Germany’s drive into other markets also played its part in disrupting the world economy, as did China’s — and, to a lesser extent, Japan’s — aggressive exporting to the United States.
The world’s biggest exporters used their surpluses to bankroll customers. Economic growth came to depend on ever-expanding consumer debt. Worse still, the trade and payments system became hopelessly unbalanced as the world divided into two camps — exporters accumulating surpluses and importers racking up debt, both government and private.
This major imbalance was the major contributing factor leading to the global financial crisis (GFC). Irresponsible bank-lending certainly played a part, as did the US subprime mortgage debacle. But these were really by-products of a dysfunctional trade and payments system.
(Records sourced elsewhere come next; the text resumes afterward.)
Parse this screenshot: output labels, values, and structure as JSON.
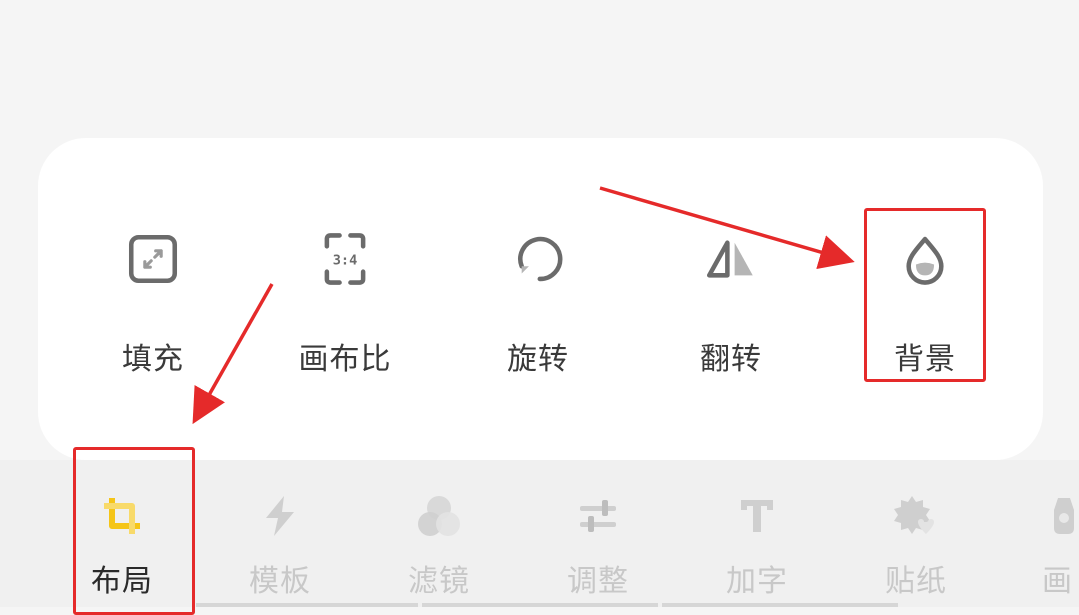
{
  "toolbar": {
    "items": [
      {
        "label": "填充",
        "icon": "fill-expand-icon"
      },
      {
        "label": "画布比",
        "icon": "canvas-ratio-icon",
        "badge": "3:4"
      },
      {
        "label": "旋转",
        "icon": "rotate-icon"
      },
      {
        "label": "翻转",
        "icon": "flip-icon"
      },
      {
        "label": "背景",
        "icon": "background-drop-icon"
      }
    ]
  },
  "tabs": {
    "items": [
      {
        "label": "布局",
        "icon": "crop-icon",
        "active": true
      },
      {
        "label": "模板",
        "icon": "lightning-icon"
      },
      {
        "label": "滤镜",
        "icon": "filter-circles-icon"
      },
      {
        "label": "调整",
        "icon": "adjust-sliders-icon"
      },
      {
        "label": "加字",
        "icon": "text-T-icon"
      },
      {
        "label": "贴纸",
        "icon": "sticker-icon"
      },
      {
        "label": "画",
        "icon": "paint-icon"
      }
    ]
  },
  "colors": {
    "accent_active": "#f5c518",
    "annotation_red": "#e52a2a",
    "icon_gray": "#6b6b6b",
    "icon_inactive": "#cfcfcf"
  }
}
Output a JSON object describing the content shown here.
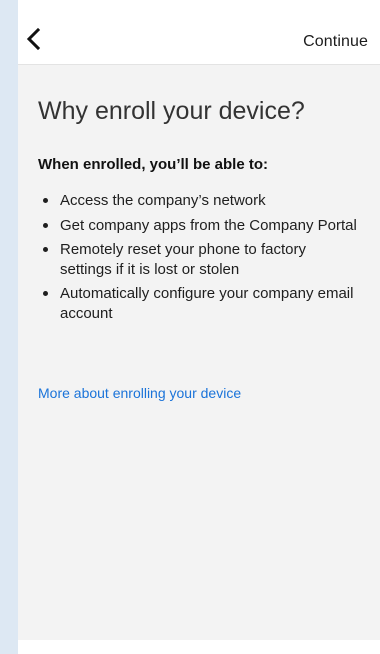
{
  "nav": {
    "back_icon": "chevron-left-icon",
    "continue_label": "Continue"
  },
  "main": {
    "title": "Why enroll your device?",
    "subheading": "When enrolled, you’ll be able to:",
    "benefits": [
      "Access the company’s network",
      "Get company apps from the Company Portal",
      "Remotely reset your phone to factory settings if it is lost or stolen",
      "Automatically configure your company email account"
    ],
    "more_link": "More about enrolling your device"
  },
  "colors": {
    "link": "#1a73d9",
    "content_background": "#f3f3f3",
    "left_strip": "#dde8f3"
  }
}
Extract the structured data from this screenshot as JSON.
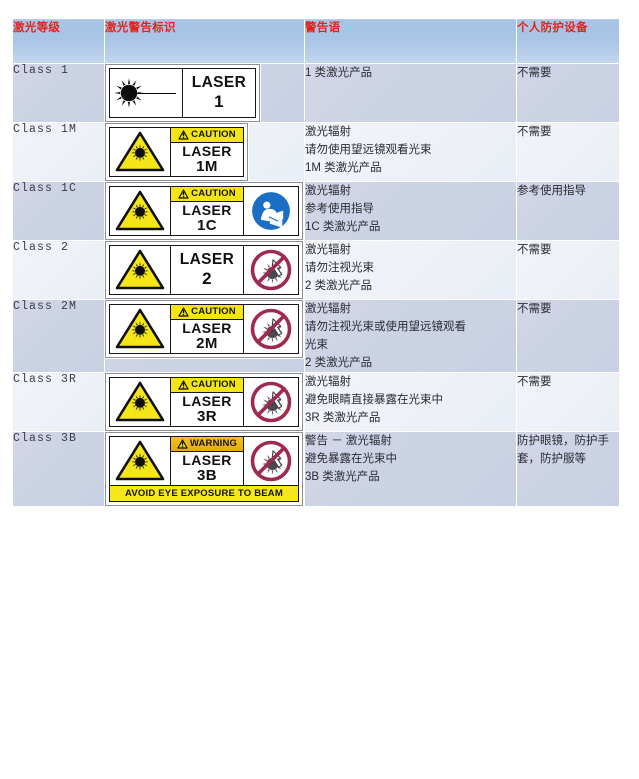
{
  "table": {
    "headers": [
      {
        "id": "class",
        "label": "激光等级"
      },
      {
        "id": "sign",
        "label": "激光警告标识"
      },
      {
        "id": "warning",
        "label": "警告语"
      },
      {
        "id": "ppe",
        "label": "个人防护设备"
      }
    ],
    "rows": [
      {
        "class": "Class 1",
        "sign": {
          "kind": "burst",
          "band": null,
          "laser_text": "LASER",
          "class_text": "1",
          "prohibition": false,
          "mandatory": false,
          "footer": null
        },
        "warning": "1 类激光产品",
        "ppe": "不需要"
      },
      {
        "class": "Class 1M",
        "sign": {
          "kind": "triangle",
          "band": "CAUTION",
          "laser_text": "LASER",
          "class_text": "1M",
          "prohibition": false,
          "mandatory": false,
          "footer": null
        },
        "warning": "激光辐射\n请勿使用望远镜观看光束\n1M 类激光产品",
        "ppe": "不需要"
      },
      {
        "class": "Class 1C",
        "sign": {
          "kind": "triangle",
          "band": "CAUTION",
          "laser_text": "LASER",
          "class_text": "1C",
          "prohibition": false,
          "mandatory": true,
          "footer": null
        },
        "warning": "激光辐射\n参考使用指导\n1C 类激光产品",
        "ppe": "参考使用指导"
      },
      {
        "class": "Class 2",
        "sign": {
          "kind": "triangle",
          "band": null,
          "laser_text": "LASER",
          "class_text": "2",
          "prohibition": true,
          "mandatory": false,
          "footer": null
        },
        "warning": "激光辐射\n请勿注视光束\n2 类激光产品",
        "ppe": "不需要"
      },
      {
        "class": "Class 2M",
        "sign": {
          "kind": "triangle",
          "band": "CAUTION",
          "laser_text": "LASER",
          "class_text": "2M",
          "prohibition": true,
          "mandatory": false,
          "footer": null
        },
        "warning": "激光辐射\n请勿注视光束或使用望远镜观看\n光束\n2 类激光产品",
        "ppe": "不需要"
      },
      {
        "class": "Class 3R",
        "sign": {
          "kind": "triangle",
          "band": "CAUTION",
          "laser_text": "LASER",
          "class_text": "3R",
          "prohibition": true,
          "mandatory": false,
          "footer": null
        },
        "warning": "激光辐射\n避免眼睛直接暴露在光束中\n3R 类激光产品",
        "ppe": "不需要"
      },
      {
        "class": "Class 3B",
        "sign": {
          "kind": "triangle",
          "band": "WARNING",
          "laser_text": "LASER",
          "class_text": "3B",
          "prohibition": true,
          "mandatory": false,
          "footer": "AVOID EYE EXPOSURE TO BEAM"
        },
        "warning": "警告 － 激光辐射\n避免暴露在光束中\n3B 类激光产品",
        "ppe": "防护眼镜，防护手套，防护服等"
      }
    ]
  },
  "colors": {
    "header_text": "#e2231a",
    "header_bg": "#a8c4e4",
    "row_tint": "#ccd3e5",
    "row_plain": "#eef1f7",
    "caution_yellow": "#f2e416",
    "warning_amber": "#f0b414",
    "prohibition_red": "#9e2b4e",
    "mandatory_blue": "#1a6fc4",
    "hazard_yellow": "#f5e61a"
  }
}
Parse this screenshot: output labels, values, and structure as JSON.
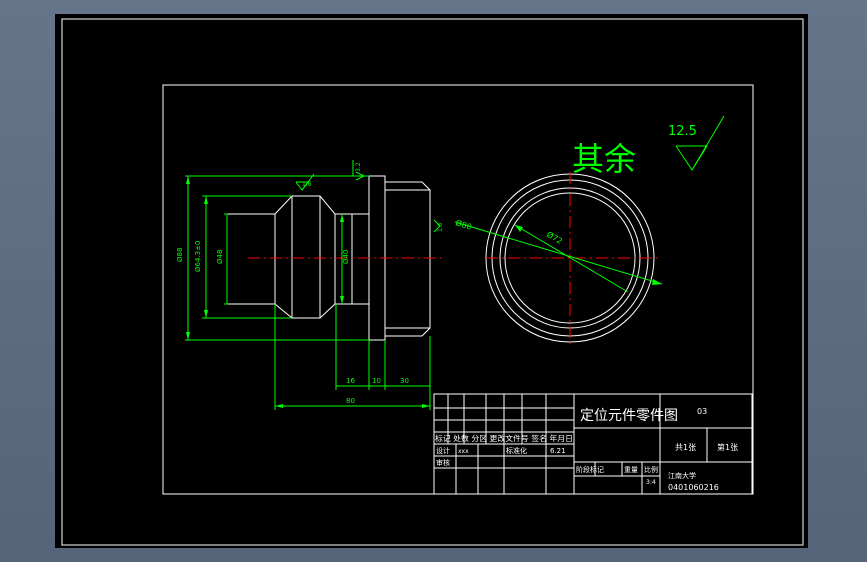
{
  "drawing": {
    "colors": {
      "background": "#000000",
      "border": "#ffffff",
      "geometry": "#ffffff",
      "dimension": "#00ff00",
      "centerline": "#ff0000",
      "viewport": "#5d6b7f"
    },
    "roughness": {
      "label": "其余",
      "value": "12.5"
    },
    "dimensions": {
      "dia_overall": "Ø88",
      "dia_groove": "Ø64.3±0",
      "dia_bore": "Ø48",
      "dia_neck": "Ø40",
      "dia_80": "Ø80",
      "dia_72": "Ø72",
      "len_16": "16",
      "len_10": "10",
      "len_30": "30",
      "len_80": "80",
      "finish_small": "1.6",
      "finish_side": "3.2",
      "finish_right": "1.6"
    },
    "title_block": {
      "part_name": "定位元件零件图",
      "drawing_number": "03",
      "sheets_total": "共1张",
      "sheet_no": "第1张",
      "school": "江南大学",
      "student_id": "0401060216",
      "row_change": "标记 处数 分区 更改文件号 签名 年月日",
      "designer_label": "设计",
      "designer_name": "xxx",
      "standardization": "标准化",
      "date": "6.21",
      "reviewer": "审核",
      "stage_label": "阶段标记",
      "weight_label": "重量",
      "scale_label": "比例",
      "scale_value": "3:4"
    }
  }
}
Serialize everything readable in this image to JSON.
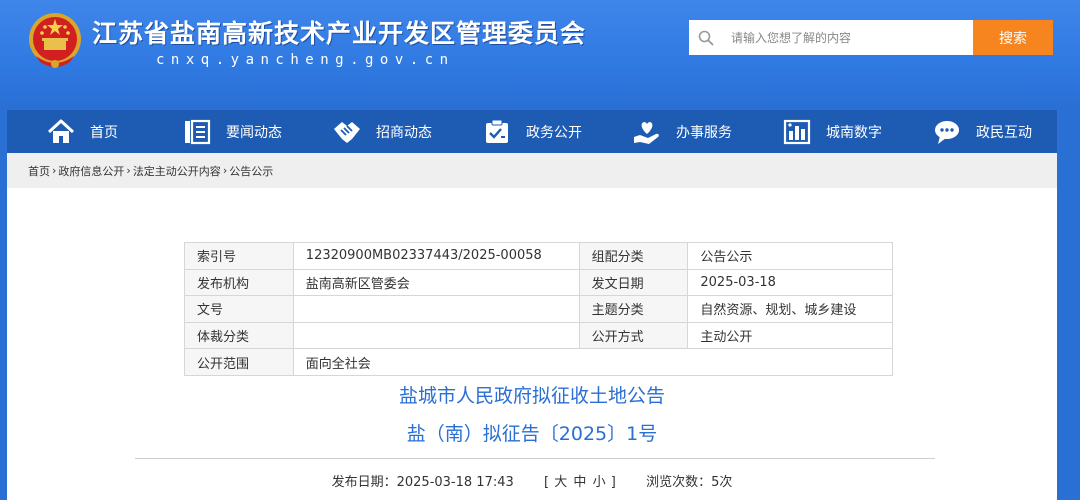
{
  "header": {
    "title": "江苏省盐南高新技术产业开发区管理委员会",
    "domain": "cnxq.yancheng.gov.cn",
    "emblem_icon": "national-emblem-icon"
  },
  "search": {
    "placeholder": "请输入您想了解的内容",
    "button_label": "搜索",
    "icon": "search-icon"
  },
  "nav": {
    "items": [
      {
        "label": "首页",
        "icon": "home-icon"
      },
      {
        "label": "要闻动态",
        "icon": "news-icon"
      },
      {
        "label": "招商动态",
        "icon": "handshake-icon"
      },
      {
        "label": "政务公开",
        "icon": "checklist-icon"
      },
      {
        "label": "办事服务",
        "icon": "service-hand-icon"
      },
      {
        "label": "城南数字",
        "icon": "city-data-icon"
      },
      {
        "label": "政民互动",
        "icon": "chat-icon"
      }
    ]
  },
  "breadcrumb": {
    "items": [
      "首页",
      "政府信息公开",
      "法定主动公开内容",
      "公告公示"
    ],
    "separator": "›"
  },
  "meta": {
    "rows": [
      {
        "l1": "索引号",
        "v1": "12320900MB02337443/2025-00058",
        "l2": "组配分类",
        "v2": "公告公示"
      },
      {
        "l1": "发布机构",
        "v1": "盐南高新区管委会",
        "l2": "发文日期",
        "v2": "2025-03-18"
      },
      {
        "l1": "文号",
        "v1": "",
        "l2": "主题分类",
        "v2": "自然资源、规划、城乡建设"
      },
      {
        "l1": "体裁分类",
        "v1": "",
        "l2": "公开方式",
        "v2": "主动公开"
      },
      {
        "l1": "公开范围",
        "v1": "面向全社会"
      }
    ]
  },
  "document": {
    "title": "盐城市人民政府拟征收土地公告",
    "subtitle": "盐（南）拟征告〔2025〕1号",
    "publish_label": "发布日期：",
    "publish_date": "2025-03-18 17:43",
    "font_size_open": "[",
    "font_large": "大",
    "font_medium": "中",
    "font_small": "小",
    "font_size_close": "]",
    "views_label": "浏览次数：",
    "views": "5次"
  },
  "colors": {
    "header_blue": "#2f79e2",
    "nav_blue": "#1e5bb3",
    "accent_orange": "#f7851f",
    "title_blue": "#2a6fd3"
  }
}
Why did the system go so completely off the rails? And how did exports and imports become so completely unbalanced? The blame lies with the world’s switch to a hybrid system of exchange-rate management (after the collapse 40 years ago of the 1944 Bretton Woods agreement) and the deregulation of international capital flows.
Many importing countries, including Australia, allowed their currencies to float freely — entirely at the mercy of money markets driven less by trade than by speculation. Exporting countries which managed their currencies were able to create and maintain an export advantage.
In the process, we have passed from a world economy whose growth was fuelled by debt to one now paralysed by debt overhang. Creating a new, sustainable growth engine won’t be easy, and will certainly be painful.
A starting point should be to declare that the experiment with a hybrid system of some countries floating their currencies and others manipulating theirs is unworkable. However, an international agreement on something better is not a realistic alternative. Countries will be forced to go back to managed exchange rates, which cannot be achieved without re-regulating capital movements.
No country will find this distasteful corrective medicine more difficult to swallow than Australia. Influential commentators in both Australia’s major parties have been trained to believe implicitly in the merits of free-floating exchange rates — something the world does not practise consistently.
As this piece is being written, these commentators seem content to watch unconcerned as our economy sinks under the weight of an exchange rate overvalued by some 20 to 30 per cent.
What will it take for them to change their views? A starting point would be to stop listening to what the Reserve Bank of Australia and the Treasury say should be happening and face what’s really happening — that our dollar is not falling in line with falling commodity prices.
Colin Teese is a former deputy secretary of the Department of Trade.